*** Dataset extract Section Begins ***

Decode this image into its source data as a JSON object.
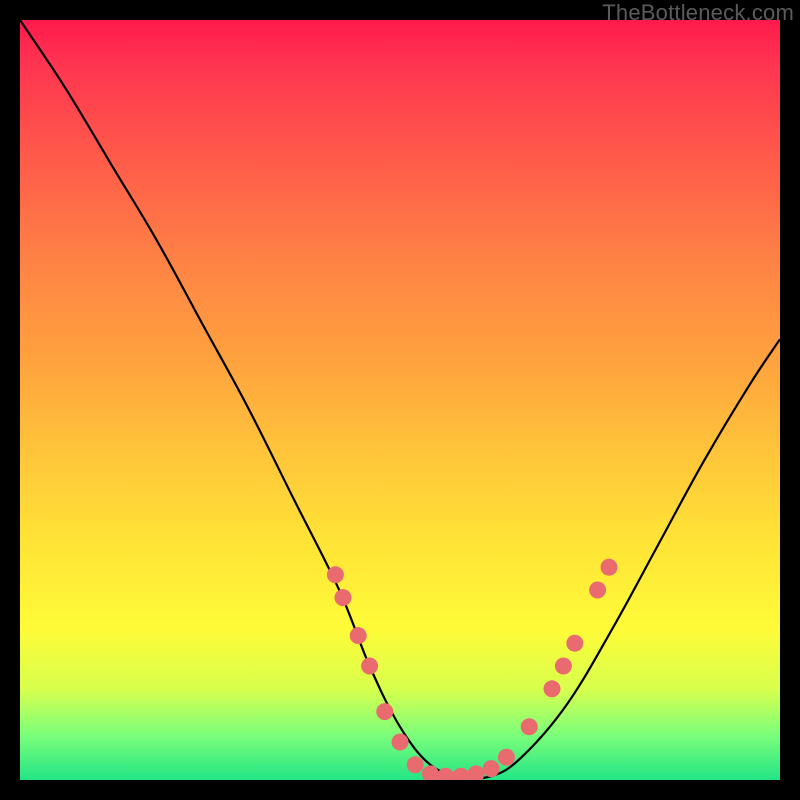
{
  "watermark": "TheBottleneck.com",
  "chart_data": {
    "type": "line",
    "title": "",
    "xlabel": "",
    "ylabel": "",
    "xlim": [
      0,
      100
    ],
    "ylim": [
      0,
      100
    ],
    "series": [
      {
        "name": "curve",
        "x": [
          0,
          6,
          12,
          18,
          24,
          30,
          36,
          42,
          46,
          50,
          54,
          58,
          62,
          66,
          72,
          78,
          84,
          90,
          96,
          100
        ],
        "y": [
          100,
          91,
          81,
          71,
          60,
          49,
          37,
          25,
          15,
          7,
          2,
          0.5,
          0.5,
          3,
          10,
          20,
          31,
          42,
          52,
          58
        ]
      }
    ],
    "markers": [
      {
        "x": 41.5,
        "y": 27
      },
      {
        "x": 42.5,
        "y": 24
      },
      {
        "x": 44.5,
        "y": 19
      },
      {
        "x": 46.0,
        "y": 15
      },
      {
        "x": 48.0,
        "y": 9
      },
      {
        "x": 50.0,
        "y": 5
      },
      {
        "x": 52.0,
        "y": 2
      },
      {
        "x": 54.0,
        "y": 0.8
      },
      {
        "x": 56.0,
        "y": 0.5
      },
      {
        "x": 58.0,
        "y": 0.5
      },
      {
        "x": 60.0,
        "y": 0.8
      },
      {
        "x": 62.0,
        "y": 1.5
      },
      {
        "x": 64.0,
        "y": 3
      },
      {
        "x": 67.0,
        "y": 7
      },
      {
        "x": 70.0,
        "y": 12
      },
      {
        "x": 71.5,
        "y": 15
      },
      {
        "x": 73.0,
        "y": 18
      },
      {
        "x": 76.0,
        "y": 25
      },
      {
        "x": 77.5,
        "y": 28
      }
    ],
    "gradient_stops": [
      {
        "pos": 0.0,
        "color": "#ff1a4d"
      },
      {
        "pos": 0.18,
        "color": "#ff5a4a"
      },
      {
        "pos": 0.44,
        "color": "#ffa03e"
      },
      {
        "pos": 0.68,
        "color": "#ffe236"
      },
      {
        "pos": 0.88,
        "color": "#d8ff4c"
      },
      {
        "pos": 1.0,
        "color": "#22e585"
      }
    ]
  }
}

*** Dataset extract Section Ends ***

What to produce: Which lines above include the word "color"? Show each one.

Exercise answer:
        "color": "#ff1a4d"
        "color": "#ff5a4a"
        "color": "#ffa03e"
        "color": "#ffe236"
        "color": "#d8ff4c"
        "color": "#22e585"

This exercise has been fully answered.